  • Regarding Green Open Access the agreement allows automatic access 12 months after formal publication to the „accepted author manuscript“ (AAM) or post print directly on Elsevier’s service Sciencedirect. After 24 months the pdf file of this manuscript will be deposited on the HAL platform (the CNRS Open Access Repository). The license to make AAMs available is more restrictive than most Creative Commons licenses. It allows reading, downloading, printing, translating, text & data mining but does not allow redistribution or re-use (neither commercial or non-commercial)….”

Un accord de 4 ans entre Elsevier et la recherche française – The Sound Of Science

“Unlike institutions Swedish and Norwegian or at universities such as California , academic institutions and research French have agreed in principle by the voice of their consortium Couperin, for the renewal of a national license with Elsevier.

In a letter sent April 11 to the scientific publisher that Sound Of Science has procured, Lise Dumasy, president of the consortium, details the terms of the agreement whose duration is 4 years, effective from January 1 2019.

With this agreement, French research institutions will have access to the publisher’s “Freeedom complete edition” magazine package, Lancet included, French Medical Library and Cell Press. However, the consortium does not guarantee the publisher that all its members will adhere to the national license….
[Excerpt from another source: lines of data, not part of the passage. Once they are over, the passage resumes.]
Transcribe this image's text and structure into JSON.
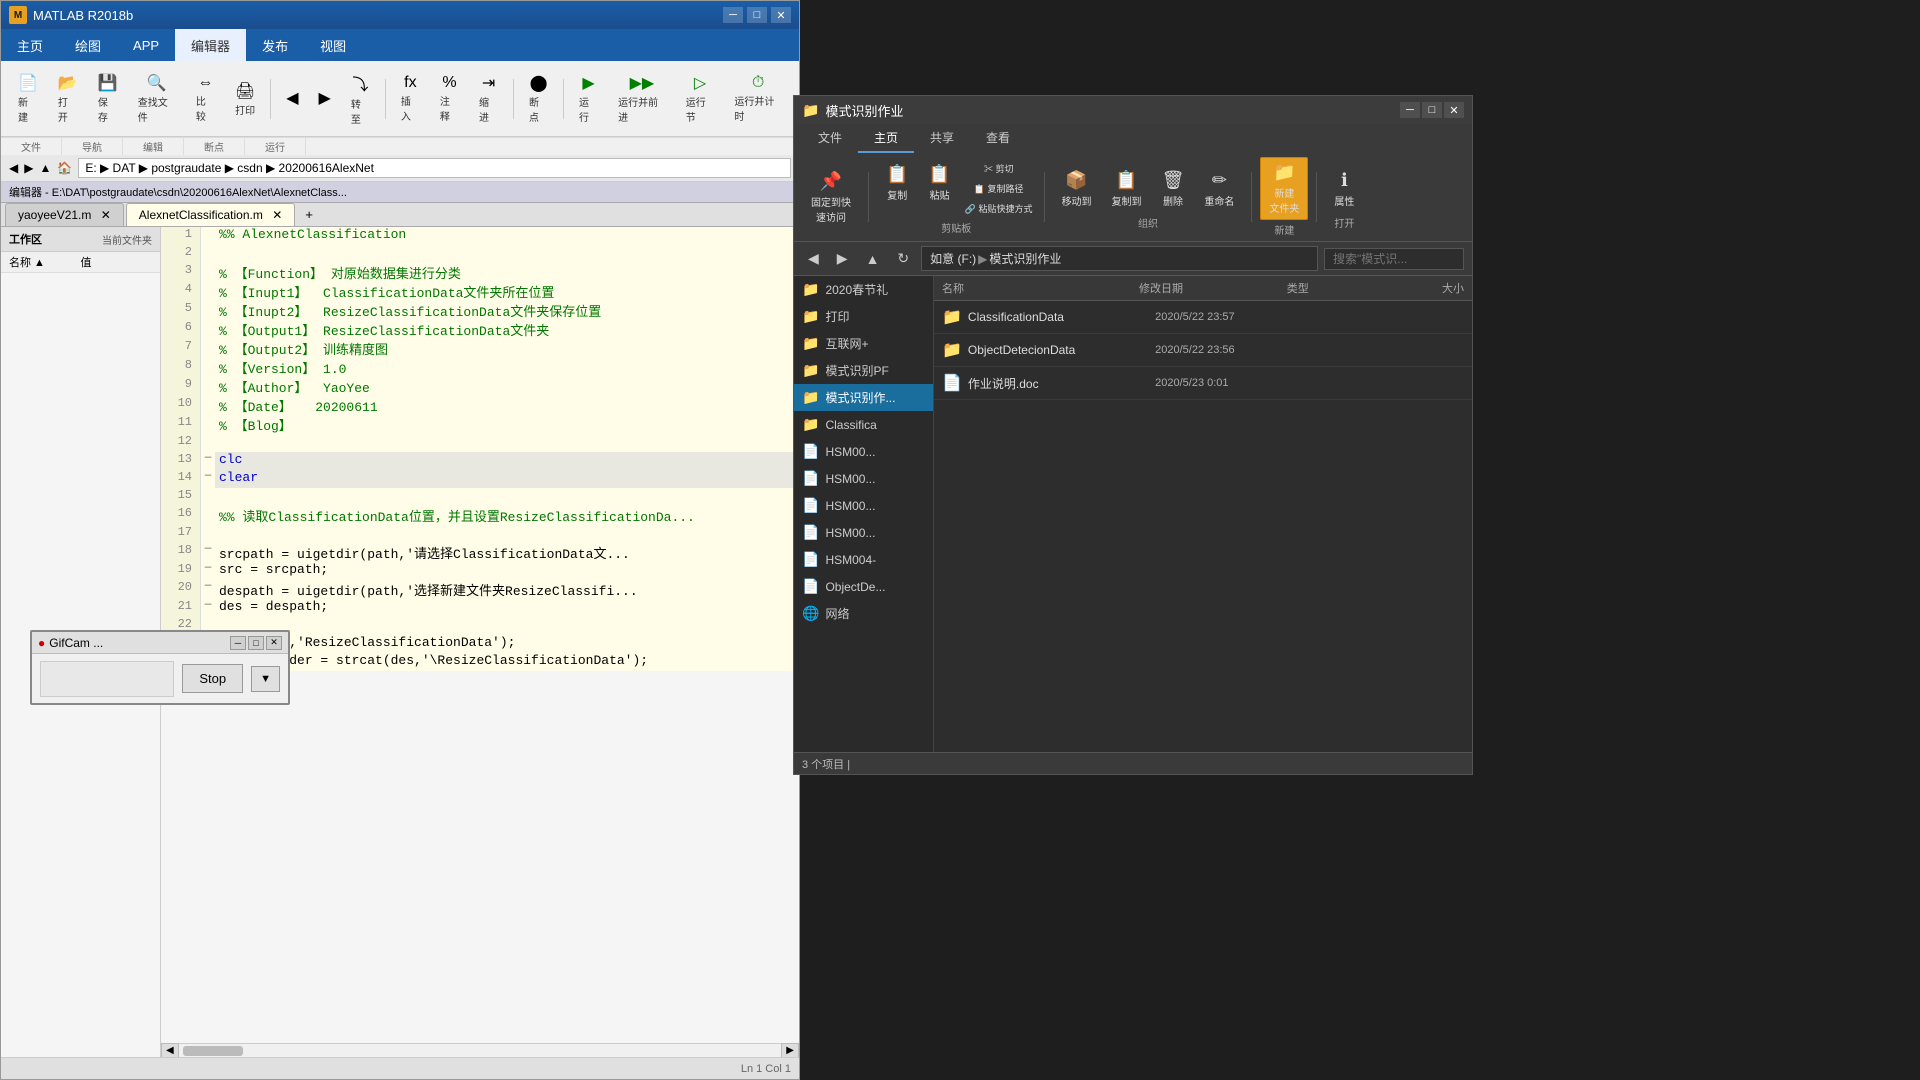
{
  "matlab": {
    "title": "MATLAB R2018b",
    "icon": "M",
    "menus": [
      "主页",
      "绘图",
      "APP",
      "编辑器",
      "发布",
      "视图"
    ],
    "active_menu": "编辑器",
    "address": "E: ▶ DAT ▶ postgraudate ▶ csdn ▶ 20200616AlexNet",
    "breadcrumb": "E: > DAT > postgraudate > csdn > 20200616AlexNet",
    "editor_header": "编辑器 - E:\\DAT\\postgraudate\\csdn\\20200616AlexNet\\AlexnetClass...",
    "tabs": [
      {
        "label": "yaoyeeV21.m",
        "active": false
      },
      {
        "label": "AlexnetClassification.m",
        "active": true
      }
    ],
    "sidebar_title": "工作区",
    "sidebar_subtitle": "当前文件夹",
    "sidebar_col1": "名称 ▲",
    "sidebar_col2": "值",
    "code_lines": [
      {
        "num": 1,
        "marker": "",
        "content": "%% AlexnetClassification",
        "class": "c-green"
      },
      {
        "num": 2,
        "marker": "",
        "content": "",
        "class": ""
      },
      {
        "num": 3,
        "marker": "",
        "content": "% 【Function】 对原始数据集进行分类",
        "class": "c-green"
      },
      {
        "num": 4,
        "marker": "",
        "content": "% 【Inupt1】  ClassificationData文件夹所在位置",
        "class": "c-green"
      },
      {
        "num": 5,
        "marker": "",
        "content": "% 【Inupt2】  ResizeClassificationData文件夹保存位置",
        "class": "c-green"
      },
      {
        "num": 6,
        "marker": "",
        "content": "% 【Output1】 ResizeClassificationData文件夹",
        "class": "c-green"
      },
      {
        "num": 7,
        "marker": "",
        "content": "% 【Output2】 训练精度图",
        "class": "c-green"
      },
      {
        "num": 8,
        "marker": "",
        "content": "% 【Version】 1.0",
        "class": "c-green"
      },
      {
        "num": 9,
        "marker": "",
        "content": "% 【Author】  YaoYee",
        "class": "c-green"
      },
      {
        "num": 10,
        "marker": "",
        "content": "% 【Date】   20200611",
        "class": "c-green"
      },
      {
        "num": 11,
        "marker": "",
        "content": "% 【Blog】",
        "class": "c-green"
      },
      {
        "num": 12,
        "marker": "",
        "content": "",
        "class": ""
      },
      {
        "num": 13,
        "marker": "—",
        "content": "clc",
        "class": "c-blue c-highlight"
      },
      {
        "num": 14,
        "marker": "—",
        "content": "clear",
        "class": "c-blue c-highlight"
      },
      {
        "num": 15,
        "marker": "",
        "content": "",
        "class": ""
      },
      {
        "num": 16,
        "marker": "",
        "content": "%% 读取ClassificationData位置，并且设置ResizeClassificationDa...",
        "class": "c-green"
      },
      {
        "num": 17,
        "marker": "",
        "content": "",
        "class": ""
      },
      {
        "num": 18,
        "marker": "—",
        "content": "srcpath = uigetdir(path,'请选择ClassificationData文...",
        "class": ""
      },
      {
        "num": 19,
        "marker": "—",
        "content": "src = srcpath;",
        "class": ""
      },
      {
        "num": 20,
        "marker": "—",
        "content": "despath = uigetdir(path,'选择新建文件夹ResizeClassifi...",
        "class": ""
      },
      {
        "num": 21,
        "marker": "—",
        "content": "des = despath;",
        "class": ""
      },
      {
        "num": 22,
        "marker": "",
        "content": "",
        "class": ""
      },
      {
        "num": 23,
        "marker": "—",
        "content": "mkdir(des,'ResizeClassificationData');",
        "class": ""
      },
      {
        "num": 24,
        "marker": "—",
        "content": "ResizeFolder = strcat(des,'\\ResizeClassificationData');",
        "class": ""
      }
    ],
    "status": ""
  },
  "file_explorer": {
    "title": "模式识别作业",
    "ribbon_tabs": [
      "文件",
      "主页",
      "共享",
      "查看"
    ],
    "active_ribbon_tab": "主页",
    "path_parts": [
      "如意 (F:)",
      "模式识别作业"
    ],
    "search_placeholder": "搜索\"模式识...",
    "sidebar_items": [
      {
        "label": "2020春节礼",
        "icon": "📁",
        "selected": false
      },
      {
        "label": "打印",
        "icon": "📁",
        "selected": false
      },
      {
        "label": "互联网+",
        "icon": "📁",
        "selected": false
      },
      {
        "label": "模式识别PF",
        "icon": "📁",
        "selected": false
      },
      {
        "label": "模式识别作...",
        "icon": "📁",
        "selected": true
      },
      {
        "label": "Classifica",
        "icon": "📁",
        "selected": false
      },
      {
        "label": "HSM00...",
        "icon": "📄",
        "selected": false
      },
      {
        "label": "HSM00...",
        "icon": "📄",
        "selected": false
      },
      {
        "label": "HSM00...",
        "icon": "📄",
        "selected": false
      },
      {
        "label": "HSM00...",
        "icon": "📄",
        "selected": false
      },
      {
        "label": "HSM004-",
        "icon": "📄",
        "selected": false
      },
      {
        "label": "ObjectDe...",
        "icon": "📄",
        "selected": false
      },
      {
        "label": "网络",
        "icon": "🌐",
        "selected": false
      }
    ],
    "col_headers": [
      "名称",
      "修改日期",
      "类型",
      "大小"
    ],
    "files": [
      {
        "name": "ClassificationData",
        "date": "2020/5/22 23:57",
        "type": "",
        "size": "",
        "icon": "📁"
      },
      {
        "name": "ObjectDetecionData",
        "date": "2020/5/22 23:56",
        "type": "",
        "size": "",
        "icon": "📁"
      },
      {
        "name": "作业说明.doc",
        "date": "2020/5/23 0:01",
        "type": "",
        "size": "",
        "icon": "📄"
      }
    ],
    "status_count": "3 个项目 |"
  },
  "gifcam": {
    "title": "GifCam ...",
    "icon": "●",
    "stop_label": "Stop",
    "arrow_label": "▼"
  },
  "toolbar": {
    "new_label": "新建",
    "open_label": "打开",
    "save_label": "保存",
    "print_label": "打印",
    "find_files_label": "查找文件",
    "compare_label": "比较",
    "navigate_label": "转至",
    "insert_label": "插入",
    "comment_label": "注释",
    "indent_label": "缩进",
    "breakpoint_label": "断点",
    "run_label": "运行",
    "run_and_advance_label": "运行并前进",
    "run_section_label": "运行节",
    "run_timed_label": "运行并计时",
    "sections": [
      "文件",
      "导航",
      "编辑",
      "断点",
      "运行"
    ]
  }
}
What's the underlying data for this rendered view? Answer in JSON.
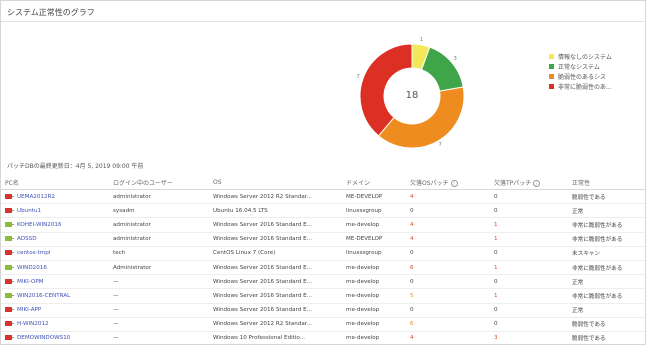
{
  "panel": {
    "title": "システム正常性のグラフ"
  },
  "chart_data": {
    "type": "pie",
    "center_label": "18",
    "categories": [
      "情報なしのシステム",
      "正常なシステム",
      "脆弱性のあるシステム",
      "非常に脆弱性のあるシステム"
    ],
    "values": [
      1,
      3,
      7,
      7
    ],
    "legend_labels": [
      "情報なしのシステム",
      "正常なシステム",
      "脆弱性のあるシス",
      "非常に脆弱性のあ..."
    ],
    "colors": [
      "#f2e85a",
      "#3fa548",
      "#ee8c1f",
      "#dc3024"
    ],
    "legend_position": "right"
  },
  "updated": "パッチDBの最終更新日：4月 5, 2019 09:00 午前",
  "table": {
    "headers": {
      "pc": "PC名",
      "user": "ログイン中のユーザー",
      "os": "OS",
      "domain": "ドメイン",
      "os_patch": "欠落OSパッチ",
      "tp_patch": "欠落TPパッチ",
      "health": "正常性"
    },
    "rows": [
      {
        "pc": "UEMA2012R2",
        "icon": "red",
        "user": "administrator",
        "os": "Windows Server 2012 R2 Standar...",
        "domain": "ME-DEVELOP",
        "os_patch": "4",
        "os_color": "red",
        "tp_patch": "0",
        "tp_color": "gray",
        "health": "脆弱性である"
      },
      {
        "pc": "Ubuntu1",
        "icon": "red",
        "user": "sysadm",
        "os": "Ubuntu 16.04.5 LTS",
        "domain": "linuxssgroup",
        "os_patch": "0",
        "os_color": "gray",
        "tp_patch": "0",
        "tp_color": "gray",
        "health": "正常"
      },
      {
        "pc": "KOHEI-WIN2016",
        "icon": "green",
        "user": "administrator",
        "os": "Windows Server 2016 Standard E...",
        "domain": "me-develop",
        "os_patch": "4",
        "os_color": "red",
        "tp_patch": "1",
        "tp_color": "red",
        "health": "非常に脆弱性がある"
      },
      {
        "pc": "ADSSD",
        "icon": "green",
        "user": "administrator",
        "os": "Windows Server 2016 Standard E...",
        "domain": "ME-DEVELOP",
        "os_patch": "4",
        "os_color": "red",
        "tp_patch": "1",
        "tp_color": "red",
        "health": "非常に脆弱性がある"
      },
      {
        "pc": "centos-tmpl",
        "icon": "red",
        "user": "tech",
        "os": "CentOS Linux 7 (Core)",
        "domain": "linuxssgroup",
        "os_patch": "0",
        "os_color": "gray",
        "tp_patch": "0",
        "tp_color": "gray",
        "health": "未スキャン"
      },
      {
        "pc": "WIND2016",
        "icon": "green",
        "user": "Administrator",
        "os": "Windows Server 2016 Standard E...",
        "domain": "me-develop",
        "os_patch": "6",
        "os_color": "red",
        "tp_patch": "1",
        "tp_color": "red",
        "health": "非常に脆弱性がある"
      },
      {
        "pc": "MIKI-OPM",
        "icon": "red",
        "user": "—",
        "os": "Windows Server 2016 Standard E...",
        "domain": "me-develop",
        "os_patch": "0",
        "os_color": "gray",
        "tp_patch": "0",
        "tp_color": "gray",
        "health": "正常"
      },
      {
        "pc": "WIN2016-CENTRAL",
        "icon": "green",
        "user": "—",
        "os": "Windows Server 2016 Standard E...",
        "domain": "me-develop",
        "os_patch": "5",
        "os_color": "orange",
        "tp_patch": "1",
        "tp_color": "red",
        "health": "非常に脆弱性がある"
      },
      {
        "pc": "MIKI-APP",
        "icon": "red",
        "user": "—",
        "os": "Windows Server 2016 Standard E...",
        "domain": "me-develop",
        "os_patch": "0",
        "os_color": "gray",
        "tp_patch": "0",
        "tp_color": "gray",
        "health": "正常"
      },
      {
        "pc": "H-WIN2012",
        "icon": "red",
        "user": "—",
        "os": "Windows Server 2012 R2 Standar...",
        "domain": "me-develop",
        "os_patch": "6",
        "os_color": "orange",
        "tp_patch": "0",
        "tp_color": "gray",
        "health": "脆弱性である"
      },
      {
        "pc": "DEMOWINDOWS10",
        "icon": "red",
        "user": "—",
        "os": "Windows 10 Professional Editio...",
        "domain": "me-develop",
        "os_patch": "4",
        "os_color": "red",
        "tp_patch": "3",
        "tp_color": "red",
        "health": "脆弱性である"
      }
    ]
  }
}
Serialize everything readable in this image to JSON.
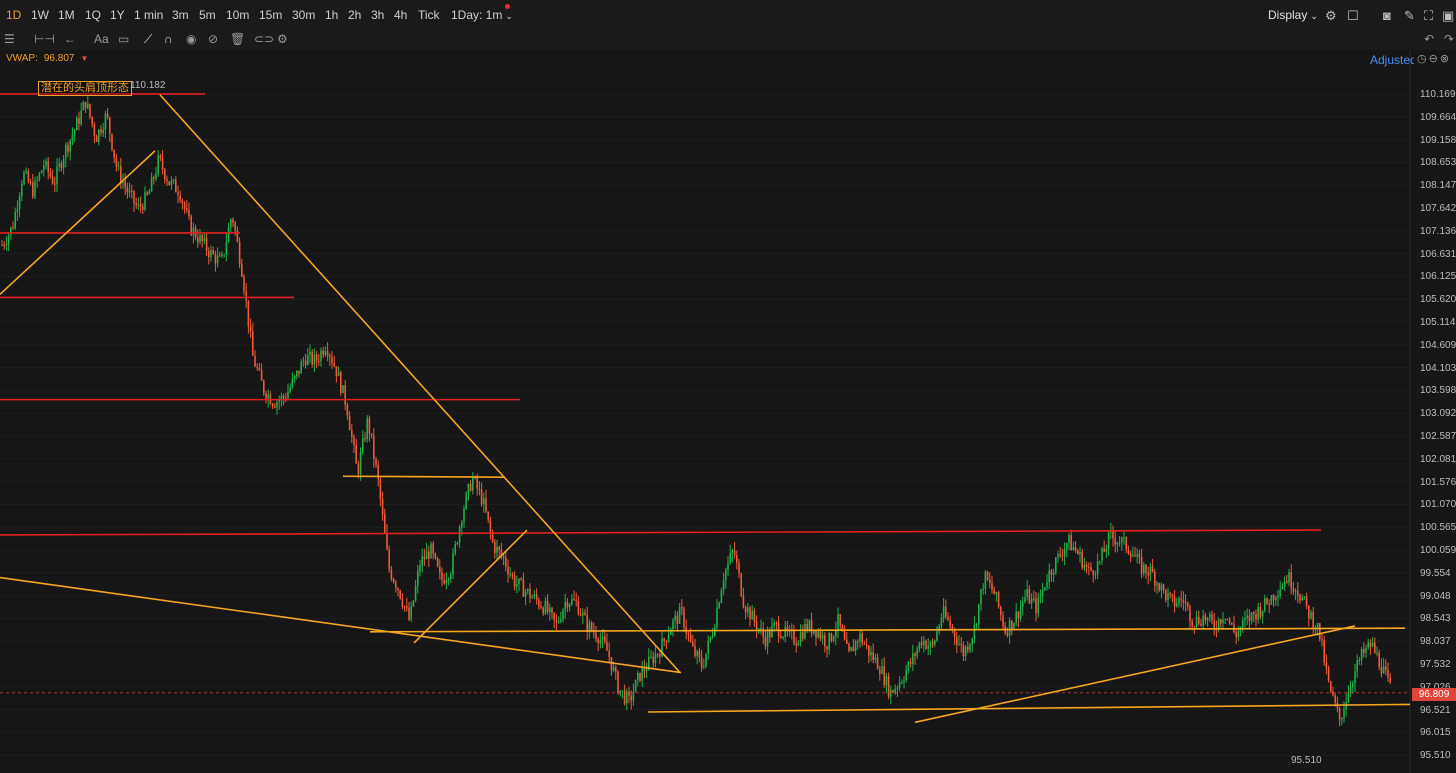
{
  "toolbar": {
    "timeframes": [
      {
        "label": "1D",
        "active": true
      },
      {
        "label": "1W",
        "active": false
      },
      {
        "label": "1M",
        "active": false
      },
      {
        "label": "1Q",
        "active": false
      },
      {
        "label": "1Y",
        "active": false
      },
      {
        "label": "1 min",
        "active": false
      },
      {
        "label": "3m",
        "active": false
      },
      {
        "label": "5m",
        "active": false
      },
      {
        "label": "10m",
        "active": false
      },
      {
        "label": "15m",
        "active": false
      },
      {
        "label": "30m",
        "active": false
      },
      {
        "label": "1h",
        "active": false
      },
      {
        "label": "2h",
        "active": false
      },
      {
        "label": "3h",
        "active": false
      },
      {
        "label": "4h",
        "active": false
      },
      {
        "label": "Tick",
        "active": false
      }
    ],
    "interval_select": "1Day: 1m",
    "display_label": "Display",
    "right_icons": [
      "settings-icon",
      "layout-icon",
      "camera-icon",
      "pen-icon",
      "fullscreen-icon",
      "window-icon"
    ],
    "drawing_tools": [
      "indicators-icon",
      "bar-type-icon",
      "undo-arrow-icon",
      "text-style-icon",
      "comment-icon",
      "line-tool-icon",
      "magnet-icon",
      "eye-icon",
      "hide-icon",
      "trash-icon",
      "link-icon",
      "gear-icon"
    ]
  },
  "indicator": {
    "label": "VWAP:",
    "value": "96.807"
  },
  "adjusted_label": "Adjusted",
  "annotations": {
    "pattern": "潜在的头肩顶形态",
    "high": "110.182",
    "low": "95.510"
  },
  "price_axis": [
    "110.169",
    "109.664",
    "109.158",
    "108.653",
    "108.147",
    "107.642",
    "107.136",
    "106.631",
    "106.125",
    "105.620",
    "105.114",
    "104.609",
    "104.103",
    "103.598",
    "103.092",
    "102.587",
    "102.081",
    "101.576",
    "101.070",
    "100.565",
    "100.059",
    "99.554",
    "99.048",
    "98.543",
    "98.037",
    "97.532",
    "97.026",
    "96.521",
    "96.015",
    "95.510"
  ],
  "current_price": "96.809",
  "colors": {
    "up": "#1fb14a",
    "down": "#f05a38",
    "trend": "#f5a623",
    "resistance": "#e02020",
    "background": "#161616"
  },
  "chart_data": {
    "type": "candlestick",
    "title": "",
    "xlabel": "",
    "ylabel": "",
    "ylim": [
      95.3,
      110.5
    ],
    "close_path": [
      106.8,
      107.2,
      108.4,
      108.0,
      108.6,
      108.2,
      108.9,
      109.4,
      110.0,
      109.2,
      109.7,
      108.5,
      108.0,
      107.6,
      107.9,
      108.7,
      108.2,
      108.0,
      107.2,
      106.9,
      106.6,
      106.4,
      107.5,
      106.2,
      104.3,
      103.6,
      103.3,
      103.4,
      103.8,
      104.3,
      104.2,
      104.6,
      104.0,
      103.2,
      101.7,
      102.9,
      101.5,
      99.6,
      99.1,
      98.4,
      99.7,
      100.0,
      99.3,
      99.6,
      100.8,
      101.6,
      101.1,
      100.1,
      99.8,
      99.3,
      99.1,
      98.9,
      98.7,
      98.3,
      98.9,
      98.8,
      98.3,
      98.1,
      97.7,
      96.9,
      96.6,
      97.2,
      97.5,
      97.8,
      98.3,
      98.6,
      97.8,
      97.4,
      98.2,
      99.4,
      100.0,
      98.8,
      98.4,
      98.0,
      98.3,
      98.1,
      98.0,
      98.3,
      98.2,
      97.9,
      98.4,
      97.6,
      98.1,
      97.7,
      97.4,
      96.8,
      97.1,
      97.5,
      98.0,
      97.8,
      98.6,
      98.2,
      97.7,
      98.2,
      99.4,
      99.0,
      98.2,
      98.5,
      99.0,
      98.7,
      99.4,
      99.8,
      100.2,
      99.9,
      99.5,
      99.7,
      100.3,
      100.2,
      100.0,
      99.6,
      99.5,
      99.1,
      98.8,
      98.9,
      98.4,
      98.5,
      98.3,
      98.6,
      98.1,
      98.4,
      98.6,
      98.8,
      99.1,
      99.4,
      99.1,
      98.6,
      98.2,
      96.9,
      96.2,
      97.0,
      97.6,
      97.9,
      97.4,
      96.8
    ]
  },
  "drawn_lines": [
    {
      "kind": "resistance",
      "p1": [
        0,
        110.17
      ],
      "p2": [
        205,
        110.17
      ]
    },
    {
      "kind": "resistance",
      "p1": [
        0,
        107.07
      ],
      "p2": [
        240,
        107.07
      ]
    },
    {
      "kind": "resistance",
      "p1": [
        0,
        105.63
      ],
      "p2": [
        294,
        105.63
      ]
    },
    {
      "kind": "resistance",
      "p1": [
        0,
        103.35
      ],
      "p2": [
        520,
        103.35
      ]
    },
    {
      "kind": "resistance",
      "p1": [
        0,
        100.33
      ],
      "p2": [
        1321,
        100.44
      ]
    },
    {
      "kind": "trend",
      "p1": [
        0,
        105.7
      ],
      "p2": [
        155,
        108.9
      ]
    },
    {
      "kind": "trend",
      "p1": [
        160,
        110.15
      ],
      "p2": [
        680,
        97.26
      ]
    },
    {
      "kind": "trend",
      "p1": [
        0,
        99.38
      ],
      "p2": [
        681,
        97.26
      ]
    },
    {
      "kind": "trend",
      "p1": [
        414,
        97.92
      ],
      "p2": [
        527,
        100.44
      ]
    },
    {
      "kind": "trend",
      "p1": [
        343,
        101.64
      ],
      "p2": [
        505,
        101.62
      ]
    },
    {
      "kind": "trend",
      "p1": [
        370,
        98.17
      ],
      "p2": [
        1405,
        98.25
      ]
    },
    {
      "kind": "trend",
      "p1": [
        648,
        96.38
      ],
      "p2": [
        1410,
        96.55
      ]
    },
    {
      "kind": "trend",
      "p1": [
        915,
        96.15
      ],
      "p2": [
        1355,
        98.3
      ]
    }
  ]
}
This agreement provides for a gradual decrease in license costs of 13.3% spread over 4 years….

The agreement provides for Elsevier to make a 25% rebate on its Article processing charge ( APC ), which can be translated as an Item Processing Fee, which is the price paid by a researcher’s laboratory when it publishes in some journals in Open Access…

A highlight of the agreement is what is known as “green open access”. This term originally refers to how to force open publication of scientific articles by publishing “author” versions of scientific articles. Indeed, the law Republic digital provides that the researchers have the right to publish their article without the modifications that the editor has added (that it is corrections of form or form) after 6 months in STEM (science, technology , engineering and mathematics) and after 12 months in SHS (human and social sciences).

Here, the agreement provides for setting up automatic can access after 12 months’ author manuscript accepted “( MAA ) or postprint streaming directly Sciencedirect, the platform from Elsevier and a manual HAL ( the CNRS open archive ) which points to this streaming. Then, in a second time and after 24 months, the pdf file of this manuscript would be found directly on the HAL platform.

This agreement allows Elsevier to urge French researchers not to worry about the deposit of their articles in “green openaccess” by providing a service that does so but with a broader embargo than allowed by law and in streaming and no with the pdf file accessible directly….”